── Material for this exercise ──

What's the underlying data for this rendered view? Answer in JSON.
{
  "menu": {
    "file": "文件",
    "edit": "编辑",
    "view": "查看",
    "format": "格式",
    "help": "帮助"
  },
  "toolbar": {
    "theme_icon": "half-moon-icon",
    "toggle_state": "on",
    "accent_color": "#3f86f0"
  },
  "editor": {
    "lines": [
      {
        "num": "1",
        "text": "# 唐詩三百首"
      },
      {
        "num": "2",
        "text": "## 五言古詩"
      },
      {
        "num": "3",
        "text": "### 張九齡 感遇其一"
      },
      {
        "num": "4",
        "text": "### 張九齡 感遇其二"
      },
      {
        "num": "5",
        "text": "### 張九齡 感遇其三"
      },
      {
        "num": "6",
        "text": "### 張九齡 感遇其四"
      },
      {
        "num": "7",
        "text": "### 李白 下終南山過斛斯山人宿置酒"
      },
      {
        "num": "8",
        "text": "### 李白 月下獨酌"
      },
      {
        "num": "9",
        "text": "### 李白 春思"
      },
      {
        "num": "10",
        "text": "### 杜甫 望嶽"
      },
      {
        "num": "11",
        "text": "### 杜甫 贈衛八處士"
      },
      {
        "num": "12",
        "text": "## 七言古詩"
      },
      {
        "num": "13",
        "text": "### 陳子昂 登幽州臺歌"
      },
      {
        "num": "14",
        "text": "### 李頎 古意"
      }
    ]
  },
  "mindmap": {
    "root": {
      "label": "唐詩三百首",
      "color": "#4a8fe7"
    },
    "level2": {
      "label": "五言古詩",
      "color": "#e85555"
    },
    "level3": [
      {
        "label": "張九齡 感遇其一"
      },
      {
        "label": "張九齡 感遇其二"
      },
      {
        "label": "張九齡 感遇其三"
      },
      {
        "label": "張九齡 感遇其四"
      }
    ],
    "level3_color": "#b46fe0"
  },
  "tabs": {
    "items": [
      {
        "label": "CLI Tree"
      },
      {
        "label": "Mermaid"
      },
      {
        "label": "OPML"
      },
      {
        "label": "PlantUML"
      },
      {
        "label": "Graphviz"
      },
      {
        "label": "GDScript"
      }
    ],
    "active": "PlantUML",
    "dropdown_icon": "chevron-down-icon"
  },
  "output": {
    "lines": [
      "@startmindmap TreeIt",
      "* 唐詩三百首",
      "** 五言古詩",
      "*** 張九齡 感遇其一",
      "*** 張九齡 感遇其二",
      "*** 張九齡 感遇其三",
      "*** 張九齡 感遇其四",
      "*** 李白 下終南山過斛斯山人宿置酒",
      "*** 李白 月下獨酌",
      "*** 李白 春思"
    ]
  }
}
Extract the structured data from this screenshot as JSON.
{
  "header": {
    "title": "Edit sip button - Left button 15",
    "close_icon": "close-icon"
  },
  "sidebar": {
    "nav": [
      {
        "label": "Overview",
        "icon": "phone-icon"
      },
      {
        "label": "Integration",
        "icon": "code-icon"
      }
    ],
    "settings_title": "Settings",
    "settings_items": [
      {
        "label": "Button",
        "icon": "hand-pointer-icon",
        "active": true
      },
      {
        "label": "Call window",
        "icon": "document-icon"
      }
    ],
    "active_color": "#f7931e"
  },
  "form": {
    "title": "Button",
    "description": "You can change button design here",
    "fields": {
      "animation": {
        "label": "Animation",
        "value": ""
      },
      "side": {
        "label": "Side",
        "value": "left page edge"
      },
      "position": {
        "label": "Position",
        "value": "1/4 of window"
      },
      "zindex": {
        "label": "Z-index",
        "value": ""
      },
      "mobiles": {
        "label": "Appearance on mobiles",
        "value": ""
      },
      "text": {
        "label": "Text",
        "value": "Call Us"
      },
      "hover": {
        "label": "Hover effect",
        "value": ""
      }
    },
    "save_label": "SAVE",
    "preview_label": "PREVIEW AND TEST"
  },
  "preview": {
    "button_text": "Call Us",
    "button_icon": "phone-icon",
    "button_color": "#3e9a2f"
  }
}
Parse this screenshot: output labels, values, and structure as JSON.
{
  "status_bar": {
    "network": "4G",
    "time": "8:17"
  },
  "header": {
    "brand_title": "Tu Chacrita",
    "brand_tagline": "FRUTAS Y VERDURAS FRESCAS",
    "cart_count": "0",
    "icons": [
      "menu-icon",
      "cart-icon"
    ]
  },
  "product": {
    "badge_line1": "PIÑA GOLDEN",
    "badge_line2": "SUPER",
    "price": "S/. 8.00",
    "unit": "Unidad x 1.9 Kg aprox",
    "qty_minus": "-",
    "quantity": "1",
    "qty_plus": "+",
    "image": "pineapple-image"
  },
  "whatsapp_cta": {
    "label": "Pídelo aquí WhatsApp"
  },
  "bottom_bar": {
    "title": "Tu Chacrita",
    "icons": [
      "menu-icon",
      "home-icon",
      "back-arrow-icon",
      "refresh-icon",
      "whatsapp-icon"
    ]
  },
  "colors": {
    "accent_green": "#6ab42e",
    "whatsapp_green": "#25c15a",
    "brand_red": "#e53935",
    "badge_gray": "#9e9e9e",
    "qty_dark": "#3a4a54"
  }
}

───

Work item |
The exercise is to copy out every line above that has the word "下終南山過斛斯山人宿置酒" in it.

Completed exercise |
        "text": "### 李白 下終南山過斛斯山人宿置酒"
      "*** 李白 下終南山過斛斯山人宿置酒",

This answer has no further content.